Here again though, Donald Trump employed it with the greatest blunt force. He used it to blatantly chastise anything he disagreed with, tweeting in his relentless obsession with ratings that "Any negative polls are fake news". This use has quickly been picked up by his supporters - his deputy assistant Sebastian Gorka, for example, avoiding a question he didn't like in a BBC interview by asserting: "You've just committed fake news!"

The end point for all this is how the term has ultimately begun to be used to undermine the legitimacy of the press generally. The concept has been co-opted into the right's long-running strategy of demonising the 'mainstream media' for being elite, patronising, and out of touch with the concerns of ordinary people. By claiming that, as Rush Limbaugh puts it, the media are "fraudulently reporting and lying to you" and have "lost their moral authority" the assertion is that news organisations are failing at what their defining function is. Painting them with the self-contradictory notion of 'fake news' is attacking the very essence of their identity.

It's also a clever ploy for switching the focus away from the substance of actual reporting. The more provocative an attack by Trump is, the more critical the media sound in response. Which in turn allows Trump to complain that he's the one actually under attack. From here it's only a short step to Steve Bannon insisting that "the media should be embarrassed and humiliated and keep its mouth shut and just listen for a while". And to branding journalists as the enemy of the people.

Barely a month after inauguration, then, and the meaning of 'fake news' has lost any real relationship with identifying what's true and what's not. The phrase, along with the agenda, has been co-opted almost completely. It's now all about the exercise of power, clear and simple.

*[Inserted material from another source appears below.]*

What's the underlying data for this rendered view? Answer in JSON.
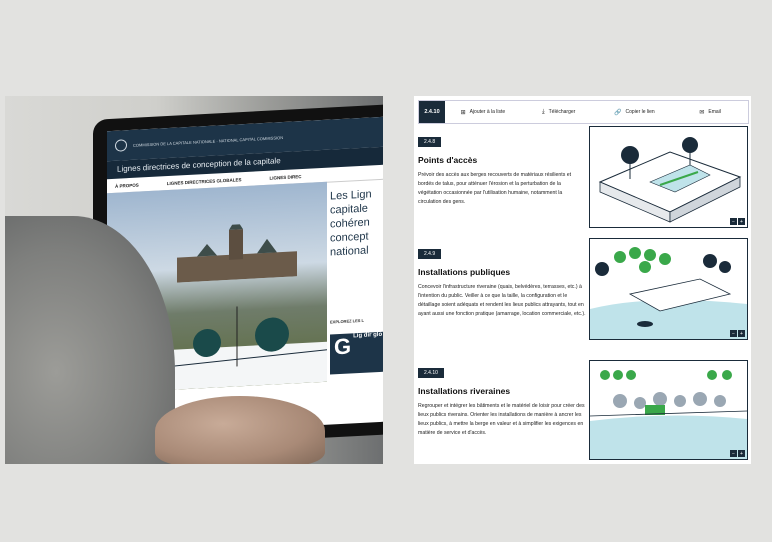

Dr Philip Seargeant is Senior Lecturer in Applied Linguistics at The Open University